• ACTION ITEM:
Copy out the entries below in full and exactly.

• Data about app and page elements:

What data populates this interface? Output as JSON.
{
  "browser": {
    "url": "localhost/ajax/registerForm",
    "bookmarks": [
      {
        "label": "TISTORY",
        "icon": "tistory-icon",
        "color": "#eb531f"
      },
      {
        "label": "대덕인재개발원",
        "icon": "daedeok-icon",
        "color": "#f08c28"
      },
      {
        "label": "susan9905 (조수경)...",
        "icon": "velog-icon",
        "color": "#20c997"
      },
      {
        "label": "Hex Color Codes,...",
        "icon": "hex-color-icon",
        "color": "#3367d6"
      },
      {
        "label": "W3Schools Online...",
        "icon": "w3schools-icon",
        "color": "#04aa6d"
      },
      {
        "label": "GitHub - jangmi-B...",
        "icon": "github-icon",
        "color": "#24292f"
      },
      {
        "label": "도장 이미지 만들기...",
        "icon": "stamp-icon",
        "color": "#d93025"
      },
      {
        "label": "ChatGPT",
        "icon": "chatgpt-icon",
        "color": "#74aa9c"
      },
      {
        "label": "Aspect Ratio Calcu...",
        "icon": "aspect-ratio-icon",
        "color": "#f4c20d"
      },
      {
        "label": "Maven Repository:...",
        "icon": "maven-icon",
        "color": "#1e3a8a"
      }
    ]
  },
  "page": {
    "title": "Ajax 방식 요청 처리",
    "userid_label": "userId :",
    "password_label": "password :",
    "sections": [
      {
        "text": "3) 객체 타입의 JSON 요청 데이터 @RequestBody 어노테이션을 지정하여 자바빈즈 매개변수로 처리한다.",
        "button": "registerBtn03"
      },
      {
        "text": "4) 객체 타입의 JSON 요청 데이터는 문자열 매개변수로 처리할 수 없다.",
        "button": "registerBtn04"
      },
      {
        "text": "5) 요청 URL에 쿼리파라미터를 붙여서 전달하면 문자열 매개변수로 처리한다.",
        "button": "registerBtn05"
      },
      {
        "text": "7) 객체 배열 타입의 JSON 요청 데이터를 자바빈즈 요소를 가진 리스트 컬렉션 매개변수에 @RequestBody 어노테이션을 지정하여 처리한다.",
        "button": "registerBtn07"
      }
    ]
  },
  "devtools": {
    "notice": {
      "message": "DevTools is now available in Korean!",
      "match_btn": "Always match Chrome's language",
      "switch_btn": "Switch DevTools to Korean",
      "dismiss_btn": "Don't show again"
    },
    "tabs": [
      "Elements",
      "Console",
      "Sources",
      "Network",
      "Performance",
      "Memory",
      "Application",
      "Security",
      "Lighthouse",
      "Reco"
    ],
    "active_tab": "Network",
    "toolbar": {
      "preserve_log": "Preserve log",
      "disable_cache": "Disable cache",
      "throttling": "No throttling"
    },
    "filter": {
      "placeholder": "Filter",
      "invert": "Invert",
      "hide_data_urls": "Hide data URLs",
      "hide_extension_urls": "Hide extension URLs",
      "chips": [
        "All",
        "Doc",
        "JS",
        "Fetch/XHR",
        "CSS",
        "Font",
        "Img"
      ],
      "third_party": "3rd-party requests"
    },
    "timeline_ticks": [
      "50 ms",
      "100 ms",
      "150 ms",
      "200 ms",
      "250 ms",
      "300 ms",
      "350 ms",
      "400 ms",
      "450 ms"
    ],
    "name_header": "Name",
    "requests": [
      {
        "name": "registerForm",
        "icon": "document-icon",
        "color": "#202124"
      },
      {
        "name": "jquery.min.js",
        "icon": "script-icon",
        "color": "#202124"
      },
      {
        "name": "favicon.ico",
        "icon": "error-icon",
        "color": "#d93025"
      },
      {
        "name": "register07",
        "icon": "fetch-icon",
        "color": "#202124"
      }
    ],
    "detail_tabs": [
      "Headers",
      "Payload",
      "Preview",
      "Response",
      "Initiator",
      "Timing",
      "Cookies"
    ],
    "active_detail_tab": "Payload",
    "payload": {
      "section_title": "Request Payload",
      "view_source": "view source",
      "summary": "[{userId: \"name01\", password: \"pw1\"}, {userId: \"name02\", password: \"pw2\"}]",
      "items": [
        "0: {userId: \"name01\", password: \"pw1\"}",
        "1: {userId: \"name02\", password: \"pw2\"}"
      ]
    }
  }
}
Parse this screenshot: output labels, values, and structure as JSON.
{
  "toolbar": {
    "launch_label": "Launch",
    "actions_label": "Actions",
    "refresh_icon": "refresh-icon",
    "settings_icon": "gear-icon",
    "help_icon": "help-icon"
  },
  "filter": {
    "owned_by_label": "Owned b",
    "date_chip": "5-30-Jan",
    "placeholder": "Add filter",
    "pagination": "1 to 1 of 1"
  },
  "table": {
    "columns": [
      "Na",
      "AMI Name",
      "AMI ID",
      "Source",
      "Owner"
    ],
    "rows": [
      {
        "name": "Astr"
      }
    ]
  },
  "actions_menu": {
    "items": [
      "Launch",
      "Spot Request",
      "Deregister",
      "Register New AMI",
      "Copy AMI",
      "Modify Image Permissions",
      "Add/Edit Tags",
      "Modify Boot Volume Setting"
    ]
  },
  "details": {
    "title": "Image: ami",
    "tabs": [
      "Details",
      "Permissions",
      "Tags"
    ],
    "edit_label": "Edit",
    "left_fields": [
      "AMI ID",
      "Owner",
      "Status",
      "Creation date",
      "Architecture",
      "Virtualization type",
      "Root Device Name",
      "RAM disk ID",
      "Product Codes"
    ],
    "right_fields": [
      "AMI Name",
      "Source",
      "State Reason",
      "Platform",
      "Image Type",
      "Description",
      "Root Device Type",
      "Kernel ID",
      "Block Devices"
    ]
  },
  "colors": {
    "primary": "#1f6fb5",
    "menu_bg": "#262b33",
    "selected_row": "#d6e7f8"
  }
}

• ANSWER TO THE EXERCISE:
What data populates this interface? Output as JSON.
{
  "browser": {
    "url": "localhost/ajax/registerForm",
    "bookmarks": [
      {
        "label": "TISTORY",
        "icon": "tistory-icon",
        "color": "#eb531f"
      },
      {
        "label": "대덕인재개발원",
        "icon": "daedeok-icon",
        "color": "#f08c28"
      },
      {
        "label": "susan9905 (조수경)...",
        "icon": "velog-icon",
        "color": "#20c997"
      },
      {
        "label": "Hex Color Codes,...",
        "icon": "hex-color-icon",
        "color": "#3367d6"
      },
      {
        "label": "W3Schools Online...",
        "icon": "w3schools-icon",
        "color": "#04aa6d"
      },
      {
        "label": "GitHub - jangmi-B...",
        "icon": "github-icon",
        "color": "#24292f"
      },
      {
        "label": "도장 이미지 만들기...",
        "icon": "stamp-icon",
        "color": "#d93025"
      },
      {
        "label": "ChatGPT",
        "icon": "chatgpt-icon",
        "color": "#74aa9c"
      },
      {
        "label": "Aspect Ratio Calcu...",
        "icon": "aspect-ratio-icon",
        "color": "#f4c20d"
      },
      {
        "label": "Maven Repository:...",
        "icon": "maven-icon",
        "color": "#1e3a8a"
      }
    ]
  },
  "page": {
    "title": "Ajax 방식 요청 처리",
    "userid_label": "userId :",
    "password_label": "password :",
    "sections": [
      {
        "text": "3) 객체 타입의 JSON 요청 데이터 @RequestBody 어노테이션을 지정하여 자바빈즈 매개변수로 처리한다.",
        "button": "registerBtn03"
      },
      {
        "text": "4) 객체 타입의 JSON 요청 데이터는 문자열 매개변수로 처리할 수 없다.",
        "button": "registerBtn04"
      },
      {
        "text": "5) 요청 URL에 쿼리파라미터를 붙여서 전달하면 문자열 매개변수로 처리한다.",
        "button": "registerBtn05"
      },
      {
        "text": "7) 객체 배열 타입의 JSON 요청 데이터를 자바빈즈 요소를 가진 리스트 컬렉션 매개변수에 @RequestBody 어노테이션을 지정하여 처리한다.",
        "button": "registerBtn07"
      }
    ]
  },
  "devtools": {
    "notice": {
      "message": "DevTools is now available in Korean!",
      "match_btn": "Always match Chrome's language",
      "switch_btn": "Switch DevTools to Korean",
      "dismiss_btn": "Don't show again"
    },
    "tabs": [
      "Elements",
      "Console",
      "Sources",
      "Network",
      "Performance",
      "Memory",
      "Application",
      "Security",
      "Lighthouse",
      "Reco"
    ],
    "active_tab": "Network",
    "toolbar": {
      "preserve_log": "Preserve log",
      "disable_cache": "Disable cache",
      "throttling": "No throttling"
    },
    "filter": {
      "placeholder": "Filter",
      "invert": "Invert",
      "hide_data_urls": "Hide data URLs",
      "hide_extension_urls": "Hide extension URLs",
      "chips": [
        "All",
        "Doc",
        "JS",
        "Fetch/XHR",
        "CSS",
        "Font",
        "Img"
      ],
      "third_party": "3rd-party requests"
    },
    "timeline_ticks": [
      "50 ms",
      "100 ms",
      "150 ms",
      "200 ms",
      "250 ms",
      "300 ms",
      "350 ms",
      "400 ms",
      "450 ms"
    ],
    "name_header": "Name",
    "requests": [
      {
        "name": "registerForm",
        "icon": "document-icon",
        "color": "#202124"
      },
      {
        "name": "jquery.min.js",
        "icon": "script-icon",
        "color": "#202124"
      },
      {
        "name": "favicon.ico",
        "icon": "error-icon",
        "color": "#d93025"
      },
      {
        "name": "register07",
        "icon": "fetch-icon",
        "color": "#202124"
      }
    ],
    "detail_tabs": [
      "Headers",
      "Payload",
      "Preview",
      "Response",
      "Initiator",
      "Timing",
      "Cookies"
    ],
    "active_detail_tab": "Payload",
    "payload": {
      "section_title": "Request Payload",
      "view_source": "view source",
      "summary": "[{userId: \"name01\", password: \"pw1\"}, {userId: \"name02\", password: \"pw2\"}]",
      "items": [
        "0: {userId: \"name01\", password: \"pw1\"}",
        "1: {userId: \"name02\", password: \"pw2\"}"
      ]
    }
  }
}
Parse this screenshot: output labels, values, and structure as JSON.
{
  "toolbar": {
    "launch_label": "Launch",
    "actions_label": "Actions",
    "refresh_icon": "refresh-icon",
    "settings_icon": "gear-icon",
    "help_icon": "help-icon"
  },
  "filter": {
    "owned_by_label": "Owned b",
    "date_chip": "5-30-Jan",
    "placeholder": "Add filter",
    "pagination": "1 to 1 of 1"
  },
  "table": {
    "columns": [
      "Na",
      "AMI Name",
      "AMI ID",
      "Source",
      "Owner"
    ],
    "rows": [
      {
        "name": "Astr"
      }
    ]
  },
  "actions_menu": {
    "items": [
      "Launch",
      "Spot Request",
      "Deregister",
      "Register New AMI",
      "Copy AMI",
      "Modify Image Permissions",
      "Add/Edit Tags",
      "Modify Boot Volume Setting"
    ]
  },
  "details": {
    "title": "Image: ami",
    "tabs": [
      "Details",
      "Permissions",
      "Tags"
    ],
    "edit_label": "Edit",
    "left_fields": [
      "AMI ID",
      "Owner",
      "Status",
      "Creation date",
      "Architecture",
      "Virtualization type",
      "Root Device Name",
      "RAM disk ID",
      "Product Codes"
    ],
    "right_fields": [
      "AMI Name",
      "Source",
      "State Reason",
      "Platform",
      "Image Type",
      "Description",
      "Root Device Type",
      "Kernel ID",
      "Block Devices"
    ]
  },
  "colors": {
    "primary": "#1f6fb5",
    "menu_bg": "#262b33",
    "selected_row": "#d6e7f8"
  }
}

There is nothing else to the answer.